Brittney Griner, Tyler Johnson, Heat, WNBA, NBA

WNBA star Brittney Griner vehemently denied calling out Miami Heat shooting guard Tyler Johnson and his hefty salary, taking to Instagram to dispute what was attributed as her own words.

“Never said this [by the way],” the Phoenix Mercury center captioned the post. “I do believe we should get paid more in the WNBA before players decide to only play overseas and rest our bodies during the summer. However, I never called out a NBA player. I have said that they make a crazy amount of money and it would be nice to make even half of what they make.”

Also (no disrespect, but I don’t even know who he is) wouldn’t call out anybody I don’t know. Especially don’t know what he makes. I just know we don’t make s**t.”

Griner’s post came only minutes after NBA Reddit sub r/heat had a post by user wallheat23 directing to a since-deleted Instagram post, which could be the one Griner screen-capped for her followers.

The disparity in salaries was once again re-ignited after Dallas Wings star Skylar Diggins-Smith spoke out about the vast difference in player-received revenue, comparing her $115,000 salary to Dallas Mavericks forward Harrison Barnes; the highest paid player in the roster, who will make $24.1 million this season.

Griner insists that she agrees with fellow WNBA star Diggins-Smith, but she’d never call out a person she doesn’t know. The quote sounds rather awkward and not articulate, as Diggins-Smith’s was during her interview.

“You have a bunch of keyboard warriors that never picked up a ball a day in their lives talking bad about the NBA. You have mediocre players like Tyler Johnson making almost $20M a year. We deserve more respect.”

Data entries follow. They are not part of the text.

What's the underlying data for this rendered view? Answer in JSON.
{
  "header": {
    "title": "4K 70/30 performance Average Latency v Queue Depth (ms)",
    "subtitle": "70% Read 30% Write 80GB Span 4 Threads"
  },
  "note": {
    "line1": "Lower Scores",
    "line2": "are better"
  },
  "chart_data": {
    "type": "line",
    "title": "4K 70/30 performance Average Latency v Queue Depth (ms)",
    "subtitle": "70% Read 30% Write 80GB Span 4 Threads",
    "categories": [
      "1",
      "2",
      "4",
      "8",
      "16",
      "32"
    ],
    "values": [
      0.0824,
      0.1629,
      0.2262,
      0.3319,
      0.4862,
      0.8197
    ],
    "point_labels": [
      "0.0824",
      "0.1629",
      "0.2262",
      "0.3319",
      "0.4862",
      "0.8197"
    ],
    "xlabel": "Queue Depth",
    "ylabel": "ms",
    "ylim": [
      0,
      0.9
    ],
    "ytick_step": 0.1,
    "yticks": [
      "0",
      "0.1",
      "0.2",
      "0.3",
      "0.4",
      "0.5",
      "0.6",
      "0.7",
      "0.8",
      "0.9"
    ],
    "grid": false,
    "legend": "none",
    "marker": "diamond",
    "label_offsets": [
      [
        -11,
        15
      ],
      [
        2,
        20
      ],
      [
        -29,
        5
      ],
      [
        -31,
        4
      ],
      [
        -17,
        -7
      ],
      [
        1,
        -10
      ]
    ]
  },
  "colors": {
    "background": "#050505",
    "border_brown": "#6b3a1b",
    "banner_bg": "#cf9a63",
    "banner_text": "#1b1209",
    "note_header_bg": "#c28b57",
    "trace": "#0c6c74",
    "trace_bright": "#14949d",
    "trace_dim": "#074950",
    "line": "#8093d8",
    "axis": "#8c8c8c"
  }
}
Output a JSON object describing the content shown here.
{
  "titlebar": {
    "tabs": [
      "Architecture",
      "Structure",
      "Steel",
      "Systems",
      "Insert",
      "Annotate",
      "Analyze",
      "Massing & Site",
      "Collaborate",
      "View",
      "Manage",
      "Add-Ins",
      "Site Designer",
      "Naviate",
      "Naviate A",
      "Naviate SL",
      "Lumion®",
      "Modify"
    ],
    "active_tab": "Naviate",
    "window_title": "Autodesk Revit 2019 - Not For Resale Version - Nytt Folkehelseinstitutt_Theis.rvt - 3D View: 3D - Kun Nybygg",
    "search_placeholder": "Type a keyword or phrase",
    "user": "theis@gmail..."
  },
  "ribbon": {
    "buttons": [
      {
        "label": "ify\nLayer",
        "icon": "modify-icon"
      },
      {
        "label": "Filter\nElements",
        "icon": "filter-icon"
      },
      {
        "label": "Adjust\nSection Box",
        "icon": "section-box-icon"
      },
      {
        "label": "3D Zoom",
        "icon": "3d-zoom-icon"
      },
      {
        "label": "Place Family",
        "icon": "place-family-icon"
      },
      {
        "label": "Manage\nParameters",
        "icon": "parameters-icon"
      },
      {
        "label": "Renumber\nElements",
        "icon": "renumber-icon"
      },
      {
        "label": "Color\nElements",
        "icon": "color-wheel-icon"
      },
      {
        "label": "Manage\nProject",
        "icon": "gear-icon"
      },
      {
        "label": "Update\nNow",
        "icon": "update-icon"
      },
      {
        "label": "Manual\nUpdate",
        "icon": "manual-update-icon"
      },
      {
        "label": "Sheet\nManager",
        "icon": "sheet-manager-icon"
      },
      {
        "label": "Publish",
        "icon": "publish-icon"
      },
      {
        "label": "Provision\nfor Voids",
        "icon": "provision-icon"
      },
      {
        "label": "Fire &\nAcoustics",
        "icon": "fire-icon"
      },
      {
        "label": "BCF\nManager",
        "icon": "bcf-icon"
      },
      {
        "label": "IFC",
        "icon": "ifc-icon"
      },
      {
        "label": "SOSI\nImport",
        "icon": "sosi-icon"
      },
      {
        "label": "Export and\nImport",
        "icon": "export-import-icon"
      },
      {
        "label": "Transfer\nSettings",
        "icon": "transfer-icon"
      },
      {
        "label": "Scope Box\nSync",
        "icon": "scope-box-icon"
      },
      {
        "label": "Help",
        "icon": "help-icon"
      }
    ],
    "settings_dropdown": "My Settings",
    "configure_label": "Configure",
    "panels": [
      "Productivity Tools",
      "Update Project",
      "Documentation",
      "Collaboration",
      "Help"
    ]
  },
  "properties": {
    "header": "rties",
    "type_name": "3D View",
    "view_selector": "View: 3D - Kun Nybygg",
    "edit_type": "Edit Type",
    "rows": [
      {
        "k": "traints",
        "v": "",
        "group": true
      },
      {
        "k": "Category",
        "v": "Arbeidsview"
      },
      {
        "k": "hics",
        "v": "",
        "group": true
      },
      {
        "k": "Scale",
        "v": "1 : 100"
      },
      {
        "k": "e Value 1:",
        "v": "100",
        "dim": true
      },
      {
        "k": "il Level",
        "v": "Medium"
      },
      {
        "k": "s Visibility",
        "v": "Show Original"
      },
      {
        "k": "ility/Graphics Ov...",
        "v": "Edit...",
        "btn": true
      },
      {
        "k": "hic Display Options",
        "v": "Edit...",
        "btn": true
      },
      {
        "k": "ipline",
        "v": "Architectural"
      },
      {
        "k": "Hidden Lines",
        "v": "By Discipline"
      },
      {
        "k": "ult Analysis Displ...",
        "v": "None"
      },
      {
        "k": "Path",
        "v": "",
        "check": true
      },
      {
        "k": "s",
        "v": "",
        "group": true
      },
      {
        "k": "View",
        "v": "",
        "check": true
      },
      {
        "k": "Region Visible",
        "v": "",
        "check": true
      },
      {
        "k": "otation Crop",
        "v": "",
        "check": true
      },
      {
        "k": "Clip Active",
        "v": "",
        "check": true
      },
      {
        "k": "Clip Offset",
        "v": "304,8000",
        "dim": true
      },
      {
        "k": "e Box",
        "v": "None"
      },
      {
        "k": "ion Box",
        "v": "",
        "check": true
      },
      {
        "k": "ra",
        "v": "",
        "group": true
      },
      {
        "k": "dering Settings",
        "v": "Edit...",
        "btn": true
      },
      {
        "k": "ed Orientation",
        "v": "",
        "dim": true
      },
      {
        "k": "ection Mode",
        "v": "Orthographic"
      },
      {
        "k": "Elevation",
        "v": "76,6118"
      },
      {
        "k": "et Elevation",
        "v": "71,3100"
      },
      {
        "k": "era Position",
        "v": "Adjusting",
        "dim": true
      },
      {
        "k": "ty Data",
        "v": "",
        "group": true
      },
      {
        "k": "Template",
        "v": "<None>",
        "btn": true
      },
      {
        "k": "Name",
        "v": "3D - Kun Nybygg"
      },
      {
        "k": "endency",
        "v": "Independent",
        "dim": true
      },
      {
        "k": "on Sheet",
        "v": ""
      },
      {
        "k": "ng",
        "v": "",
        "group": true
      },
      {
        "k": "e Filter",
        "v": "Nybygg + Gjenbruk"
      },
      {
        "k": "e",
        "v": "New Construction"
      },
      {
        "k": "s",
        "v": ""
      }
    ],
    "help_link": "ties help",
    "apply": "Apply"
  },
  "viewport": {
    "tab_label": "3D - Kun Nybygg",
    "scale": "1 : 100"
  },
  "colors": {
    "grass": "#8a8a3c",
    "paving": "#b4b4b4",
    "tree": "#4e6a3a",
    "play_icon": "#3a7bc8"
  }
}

Johnson will make $19.2 million this season and the next after signing a four-year, $50 million deal with the Heat. Thought it’s worthy to note that Johnson received only $5.6-and-$5.9 million in the first two years of his contract — a backloaded contract which was initially stipulated by the Brooklyn Nets in 2016, forcing Miami to match it in a poison pill attempt.